Not All A Dream


NOT ALL A DREAM marked the birth of Brushstroke. We dreamed big, and our ambition paid off. This 60 minute play brought the story of Mary Shelley and her monster to life - a retelling of the legend that her great novel Frankenstein was conceived in a ghost story competition, with the greatest writers of the age. The play follows Mary as she traverses this group to stand apart, at 18 years old, and a woman in Regency England.

We chose the extraordinary venue Lake Nenia to act as the historical setting of this story - Lake Geneva, Switzerland


The story is full of nuanced characters and complex emotions. NOT ALL A DREAM explored the challenging topics of child loss, infidelity, the historical voicelessness of women, and the terrifying responsibilty of parenthood. The isolation of Mary in her darkest moments is reflected in the stark design, and the lake, which stretches out from her on all sides.


This production was originated in 2018 at the Perth Fringeworld Festival, in a season of four, sold-out performances. It was presented in conjunction with three local music acts, who played a live set during the pre-show picnic in the Mundaring venue's grounds. 



The Team


Grace Chapple - Mary Shelley / Writer / Producer

Cassidy Dunn - Claire Clairmont

Daniel Moxham - The Creature / Director

Thomas Owen - Lord Byron

Benjamin Thomas - Percy Shelley


Ronan Chapple - Sound Design

Antonina Heymanson - Costuming

David Mitchell - Producer

Reinette Roux - Graphic and Set Design

Jackson Used - Dramaturgy


Lake Nenia




"The emotionally explosive nature of the play throughout scenes of affairs, esteem and betrayal could have meant the young cast might struggle— these fears were completely unwarranted. Moxham took on the more restrained character’s expressions of deeply disturbing emotive trauma. Chapple’s performance also stood out in this respect, owning all the maturity that a grieving mother and betrayed lover requires. Dunn’s manner of traversing her character’s development over the performance was impressive. Owen’s portrayal of the sort of humorously insufferable Lord Byron was stellar, and succeeded in having me (excuse the ineloquent phrasing) really, really want to punch him in the face.

Not All A Dream relies on discourse about the existence of women in creative spaces over time, drawing upon poetry, prose and theatre in the process. It reminds us to look beyond the usual providers of creative arts, and to consider what can be made in diversity.

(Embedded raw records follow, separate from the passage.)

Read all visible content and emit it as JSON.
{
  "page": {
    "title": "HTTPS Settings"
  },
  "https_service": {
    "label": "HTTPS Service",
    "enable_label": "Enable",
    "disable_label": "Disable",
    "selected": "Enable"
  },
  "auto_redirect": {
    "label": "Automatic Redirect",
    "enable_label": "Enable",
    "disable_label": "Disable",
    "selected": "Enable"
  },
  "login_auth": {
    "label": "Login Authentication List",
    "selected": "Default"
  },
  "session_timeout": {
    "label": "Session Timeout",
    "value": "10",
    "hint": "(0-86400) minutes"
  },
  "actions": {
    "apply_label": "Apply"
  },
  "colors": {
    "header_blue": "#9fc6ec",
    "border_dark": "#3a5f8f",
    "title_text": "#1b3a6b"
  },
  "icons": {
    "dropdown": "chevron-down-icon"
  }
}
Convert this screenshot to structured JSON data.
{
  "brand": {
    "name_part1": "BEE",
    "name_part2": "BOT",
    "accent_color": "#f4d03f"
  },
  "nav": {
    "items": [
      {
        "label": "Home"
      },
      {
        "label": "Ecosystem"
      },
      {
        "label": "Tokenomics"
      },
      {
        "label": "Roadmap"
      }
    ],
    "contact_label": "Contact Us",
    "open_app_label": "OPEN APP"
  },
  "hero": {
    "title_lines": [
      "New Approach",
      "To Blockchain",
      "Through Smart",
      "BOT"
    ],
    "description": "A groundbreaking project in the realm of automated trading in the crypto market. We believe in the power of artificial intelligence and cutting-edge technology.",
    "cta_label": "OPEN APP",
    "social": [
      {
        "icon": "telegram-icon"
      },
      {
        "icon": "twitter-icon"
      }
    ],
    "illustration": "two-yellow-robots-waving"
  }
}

Although the season is finished— having sold out many of its shows— we should look to Brushstroke Productions and its wonderfully talented youth in the artistic year to come."

Full Review at: Colosul Magazine